* [WHAT TO WORK ON] Every line in the data below has to be repeated exactly; no picture belongs in the result.

++++ WORKING DATA

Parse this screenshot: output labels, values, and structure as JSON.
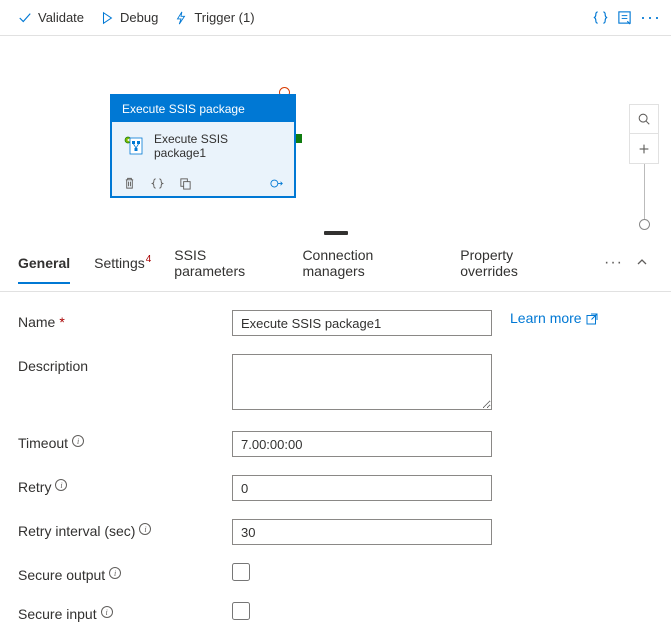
{
  "toolbar": {
    "validate": "Validate",
    "debug": "Debug",
    "trigger": "Trigger (1)"
  },
  "activity": {
    "header": "Execute SSIS package",
    "title": "Execute SSIS package1"
  },
  "tabs": {
    "general": "General",
    "settings": "Settings",
    "settings_badge": "4",
    "ssis_parameters": "SSIS parameters",
    "connection_managers": "Connection managers",
    "property_overrides": "Property overrides"
  },
  "form": {
    "name_label": "Name",
    "name_value": "Execute SSIS package1",
    "learn_more": "Learn more",
    "description_label": "Description",
    "description_value": "",
    "timeout_label": "Timeout",
    "timeout_value": "7.00:00:00",
    "retry_label": "Retry",
    "retry_value": "0",
    "retry_interval_label": "Retry interval (sec)",
    "retry_interval_value": "30",
    "secure_output_label": "Secure output",
    "secure_input_label": "Secure input"
  }
}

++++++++

* [ANSWER FOR THIS EXERCISE]
Parse this screenshot: output labels, values, and structure as JSON.
{
  "toolbar": {
    "validate": "Validate",
    "debug": "Debug",
    "trigger": "Trigger (1)"
  },
  "activity": {
    "header": "Execute SSIS package",
    "title": "Execute SSIS package1"
  },
  "tabs": {
    "general": "General",
    "settings": "Settings",
    "settings_badge": "4",
    "ssis_parameters": "SSIS parameters",
    "connection_managers": "Connection managers",
    "property_overrides": "Property overrides"
  },
  "form": {
    "name_label": "Name",
    "name_value": "Execute SSIS package1",
    "learn_more": "Learn more",
    "description_label": "Description",
    "description_value": "",
    "timeout_label": "Timeout",
    "timeout_value": "7.00:00:00",
    "retry_label": "Retry",
    "retry_value": "0",
    "retry_interval_label": "Retry interval (sec)",
    "retry_interval_value": "30",
    "secure_output_label": "Secure output",
    "secure_input_label": "Secure input"
  }
}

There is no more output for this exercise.